(3) Where a port drayage motor carrier is not listed on the Division of Labor Standards Enforcement’s Internet Web site pursuant to subdivision (b).
(4) Where a port drayage motor carrier satisfied the conditions for removal from the Internet Web site pursuant to paragraph (1) of subdivision (b) prior to the time period for which the joint and several liability is alleged.
(e) A port drayage motor carrier that provides port drayage services to a customer, prior to providing these services to the customer, shall furnish written notice to the customer of any unsatisfied final judgments against the motor carrier for unpaid wages, damages, unreimbursed expenses, and penalties, including applicable interest.

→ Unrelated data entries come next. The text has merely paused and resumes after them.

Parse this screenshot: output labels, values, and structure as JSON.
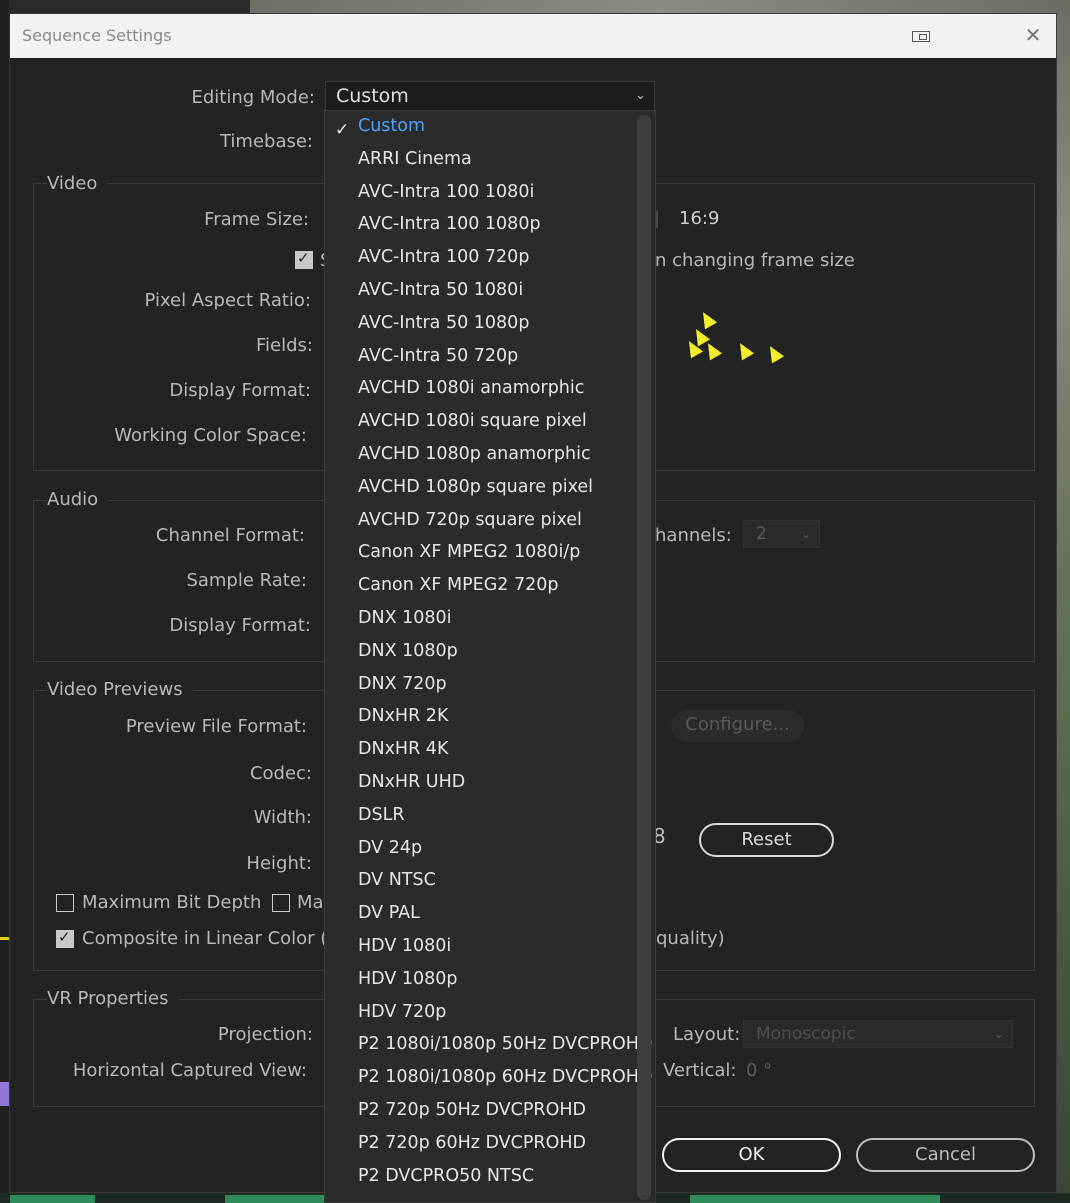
{
  "dialog": {
    "title": "Sequence Settings",
    "close_glyph": "✕"
  },
  "editing_mode": {
    "label": "Editing Mode:",
    "value": "Custom"
  },
  "timebase": {
    "label": "Timebase:"
  },
  "video": {
    "title": "Video",
    "frame_size_label": "Frame Size:",
    "aspect": "16:9",
    "scale_partial": "S",
    "scale_tail": "n changing frame size",
    "pixel_aspect_label": "Pixel Aspect Ratio:",
    "fields_label": "Fields:",
    "display_format_label": "Display Format:",
    "working_color_label": "Working Color Space:"
  },
  "audio": {
    "title": "Audio",
    "channel_format_label": "Channel Format:",
    "channels_label": "hannels:",
    "channels_value": "2",
    "sample_rate_label": "Sample Rate:",
    "display_format_label": "Display Format:"
  },
  "previews": {
    "title": "Video Previews",
    "file_format_label": "Preview File Format:",
    "configure_label": "Configure...",
    "codec_label": "Codec:",
    "width_label": "Width:",
    "height_label": "Height:",
    "link_glyph": "8",
    "reset_label": "Reset",
    "max_bit_depth_label": "Maximum Bit Depth",
    "max_partial": "Ma",
    "composite_label": "Composite in Linear Color (re",
    "quality_tail": "quality)"
  },
  "vr": {
    "title": "VR Properties",
    "projection_label": "Projection:",
    "layout_label": "Layout:",
    "layout_value": "Monoscopic",
    "horizontal_label": "Horizontal Captured View:",
    "vertical_label": "Vertical:",
    "vertical_value": "0 °"
  },
  "buttons": {
    "ok": "OK",
    "cancel": "Cancel"
  },
  "dropdown": {
    "check_glyph": "✓",
    "selected": "Custom",
    "items": [
      "Custom",
      "ARRI Cinema",
      "AVC-Intra 100 1080i",
      "AVC-Intra 100 1080p",
      "AVC-Intra 100 720p",
      "AVC-Intra 50 1080i",
      "AVC-Intra 50 1080p",
      "AVC-Intra 50 720p",
      "AVCHD 1080i anamorphic",
      "AVCHD 1080i square pixel",
      "AVCHD 1080p anamorphic",
      "AVCHD 1080p square pixel",
      "AVCHD 720p square pixel",
      "Canon XF MPEG2 1080i/p",
      "Canon XF MPEG2 720p",
      "DNX 1080i",
      "DNX 1080p",
      "DNX 720p",
      "DNxHR 2K",
      "DNxHR 4K",
      "DNxHR UHD",
      "DSLR",
      "DV 24p",
      "DV NTSC",
      "DV PAL",
      "HDV 1080i",
      "HDV 1080p",
      "HDV 720p",
      "P2 1080i/1080p 50Hz DVCPROHD",
      "P2 1080i/1080p 60Hz DVCPROHD",
      "P2 720p 50Hz DVCPROHD",
      "P2 720p 60Hz DVCPROHD",
      "P2 DVCPRO50 NTSC"
    ]
  }
}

The notice shall also provide the text of this section.  The failure of the motor carrier to provide notice under this subdivision shall not be a defense to the joint and several liability provided by this section.
(f) A port drayage motor carrier that provides port drayage services to a customer shall provide, within 30 business days of entry of the judgment, written notice of any unsatisfied final judgments against the motor carrier for unpaid wages, damages, unreimbursed expenses, and penalties, including applicable interest, to any customer to which the motor carrier is presently providing port drayage services. The failure of the motor carrier to provide notice under this subdivision shall not be a defense to the joint and several liability provided by this section.
(g) A customer or port drayage motor carrier shall not take any adverse action against any commercial driver for providing notification of violations or filing a claim or civil action pertaining to unpaid wages, unreimbursed expenses, or the recovery of damages and penalties, including applicable interest.
(h) The remedies provided by this section are in addition to, and shall be supplemental of, any other theories of liability or requirement established by statute or common law.
(i) Two or more parties who are held jointly and severally liable under this section after a final judgment is rendered by the court shall not be prohibited from establishing, exercising, or enforcing by contract or otherwise, any lawful or equitable remedies, including, but not limited to, a right of contribution and indemnity against each other for liability created by acts of a port drayage motor carrier.
(j) Pursuant to the Labor Commissioner’s citation authority, a customer or a port drayage motor carrier shall provide to the Labor Commissioner any information within its possession, custody, or control required to verify compliance with applicable state laws. Upon request, the records that contain this information shall be made available promptly for inspection, and the Labor Commissioner shall be permitted to copy them.
(k) The Labor Commissioner may adopt regulations and rules of practice and procedure necessary to administer and enforce the provisions of subdivisions (b) and (j) that are under his or her jurisdiction.
(l) The Employment Development Department may adopt regulations and rules of practice and procedure necessary to administer and enforce the provisions of subdivision (b) that are under its jurisdiction.
(m) A waiver of this section is contrary to public policy, and is void and unenforceable.
(n) The provisions of this section are severable. If any provision of this section or its application is held invalid, that invalidity shall not affect other provisions or applications that can be given effect without the invalid provision or application.